The National Canine Research Council has some useful links on the Ineffective Laws page regarding research and articles on BSL.
DDAWatch is a Not for profit company, registration number 7393352, set up to help monitor “dangerous dog” legislation, to educate and assist those affected by it, while campaigning to find fair, workable solutions that can better protect the public without compromising the lives and welfare of countless dogs who have never acted dangerously.
Two years ago, in May 2012, Lennox was seized from his family home based on his appearance by Belfast City Council Dog Wardens. Lennox is an adult American Bull dog Labrador cross, who has never had any behavioural problems, has an excellent temperament, and has grown up around children. He is a much loved family pet, but because he meets the measurements of a “pit bull type”, he is deemed unsafe.
His family have battled to try and save him, taking as much legal action as possible to prevent his destruction. On July 2nd 2012, they have acknowledged there is nothing left to try through the courts. Lennox has been living in council kennels for two years and the family can no longer bear to leave him in this situation.
There is a very slim hope that Lennox may be able to rehomed in the USA, but if not, Lennox’s family will have to battle to be allowed to say goodbye to their dog before he is euthanised.
Breed-specific legislation is a law or ordinance passed by a legislative body pertaining to a specific breed or breeds of domesticated animals. In practice, it generally refers to laws or ordinances pertaining to a specific dog breed or breeds.
BSL is a problem for anyone who has any understanding of dog behaviour and dog breeding, because it doesn’t work.
It doesn’t prevent dog bites/attacks and it doesn’t address responsible ownership/breeding.

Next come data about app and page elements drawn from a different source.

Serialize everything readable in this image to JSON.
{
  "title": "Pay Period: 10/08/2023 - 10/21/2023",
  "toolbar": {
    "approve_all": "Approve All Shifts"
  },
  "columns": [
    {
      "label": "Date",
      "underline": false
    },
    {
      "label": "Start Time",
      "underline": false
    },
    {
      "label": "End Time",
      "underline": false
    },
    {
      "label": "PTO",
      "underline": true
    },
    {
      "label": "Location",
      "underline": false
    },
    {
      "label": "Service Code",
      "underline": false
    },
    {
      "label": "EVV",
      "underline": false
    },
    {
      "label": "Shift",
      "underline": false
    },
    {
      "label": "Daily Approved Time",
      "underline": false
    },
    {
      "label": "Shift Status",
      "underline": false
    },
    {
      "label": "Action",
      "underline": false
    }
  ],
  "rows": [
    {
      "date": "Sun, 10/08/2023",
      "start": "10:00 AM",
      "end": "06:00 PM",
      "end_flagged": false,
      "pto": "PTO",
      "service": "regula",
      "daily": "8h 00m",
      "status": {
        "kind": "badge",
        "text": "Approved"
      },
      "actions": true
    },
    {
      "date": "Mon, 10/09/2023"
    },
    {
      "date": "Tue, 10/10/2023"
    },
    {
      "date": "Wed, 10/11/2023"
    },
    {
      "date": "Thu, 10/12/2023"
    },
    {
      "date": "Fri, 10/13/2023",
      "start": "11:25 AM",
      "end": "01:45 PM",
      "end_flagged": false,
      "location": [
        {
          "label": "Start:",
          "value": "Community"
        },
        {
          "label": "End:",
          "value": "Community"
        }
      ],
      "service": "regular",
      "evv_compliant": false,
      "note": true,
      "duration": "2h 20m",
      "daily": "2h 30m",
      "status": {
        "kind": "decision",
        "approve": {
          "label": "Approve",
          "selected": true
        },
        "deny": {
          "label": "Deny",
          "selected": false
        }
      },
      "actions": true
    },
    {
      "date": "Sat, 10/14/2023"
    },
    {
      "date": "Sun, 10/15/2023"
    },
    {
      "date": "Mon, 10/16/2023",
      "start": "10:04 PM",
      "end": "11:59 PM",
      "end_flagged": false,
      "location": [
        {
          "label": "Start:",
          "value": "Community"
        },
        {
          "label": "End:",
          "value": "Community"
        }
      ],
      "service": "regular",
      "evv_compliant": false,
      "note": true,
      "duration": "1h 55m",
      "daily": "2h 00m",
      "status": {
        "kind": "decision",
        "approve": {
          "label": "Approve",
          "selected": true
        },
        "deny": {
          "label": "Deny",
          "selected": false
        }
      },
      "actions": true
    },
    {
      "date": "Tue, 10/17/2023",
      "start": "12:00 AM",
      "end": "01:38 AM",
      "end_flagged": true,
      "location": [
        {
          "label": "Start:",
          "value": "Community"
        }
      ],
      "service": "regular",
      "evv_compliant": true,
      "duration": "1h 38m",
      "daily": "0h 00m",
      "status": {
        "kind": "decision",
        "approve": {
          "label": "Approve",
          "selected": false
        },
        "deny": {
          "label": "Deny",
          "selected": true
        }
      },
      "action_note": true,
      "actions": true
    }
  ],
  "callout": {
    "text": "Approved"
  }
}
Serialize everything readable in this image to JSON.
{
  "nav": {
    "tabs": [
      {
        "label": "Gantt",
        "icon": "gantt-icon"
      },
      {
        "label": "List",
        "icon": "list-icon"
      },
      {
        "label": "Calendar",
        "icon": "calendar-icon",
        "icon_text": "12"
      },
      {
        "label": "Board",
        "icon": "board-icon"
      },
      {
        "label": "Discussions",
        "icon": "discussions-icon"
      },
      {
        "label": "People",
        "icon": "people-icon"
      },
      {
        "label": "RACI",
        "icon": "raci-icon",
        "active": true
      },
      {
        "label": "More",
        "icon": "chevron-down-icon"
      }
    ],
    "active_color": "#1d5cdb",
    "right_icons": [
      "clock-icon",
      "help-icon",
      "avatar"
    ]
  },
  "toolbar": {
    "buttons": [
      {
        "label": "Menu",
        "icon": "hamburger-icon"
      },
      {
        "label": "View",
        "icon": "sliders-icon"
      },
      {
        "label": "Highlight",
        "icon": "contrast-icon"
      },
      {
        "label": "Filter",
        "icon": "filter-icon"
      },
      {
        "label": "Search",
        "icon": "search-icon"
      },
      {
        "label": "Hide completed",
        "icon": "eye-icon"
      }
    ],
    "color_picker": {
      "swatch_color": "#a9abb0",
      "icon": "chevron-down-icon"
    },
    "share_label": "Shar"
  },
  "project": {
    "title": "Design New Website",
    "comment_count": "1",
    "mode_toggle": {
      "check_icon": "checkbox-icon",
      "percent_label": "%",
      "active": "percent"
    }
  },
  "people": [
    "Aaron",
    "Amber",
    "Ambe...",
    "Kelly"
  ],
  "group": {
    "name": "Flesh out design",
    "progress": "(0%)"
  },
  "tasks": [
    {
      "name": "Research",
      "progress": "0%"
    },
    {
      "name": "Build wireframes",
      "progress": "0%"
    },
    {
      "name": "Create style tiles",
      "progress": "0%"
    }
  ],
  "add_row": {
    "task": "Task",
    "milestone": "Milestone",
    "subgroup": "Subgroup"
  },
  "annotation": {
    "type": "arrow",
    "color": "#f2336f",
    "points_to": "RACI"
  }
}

It does create a system where healthy, good-tempered dogs are seized from homes based on their appearance by the authorities, and where people are quick to judge and react to dogs based on their appearance. It also creates a false sense of security; any dog is capable of harming a human. Any dog can be considered dangerous. It is responsible breeding and ownership that allows us to live and work with dogs, not the breed of the dog in question.
The UK specifically includes “pit bull types” on their banned list (Dangerous Dogs Act 1991), which means that the popular Staffordshire Bull Terrier and Staffie crosses (often rescues, so pedigree is not known) are often wrongly identified as “pit bull types”. The “pit bull type” is defined by a series of measurements of the dog’s body, and does not regard temperament, history, health, age, or environment. If the dog measures up, it is subject to euthanasia … unless the owners can successfully fight the decision in the courts.
This is not legislation that any dog owner should support. It doesn’t work, and it actively harms dogs who are safe.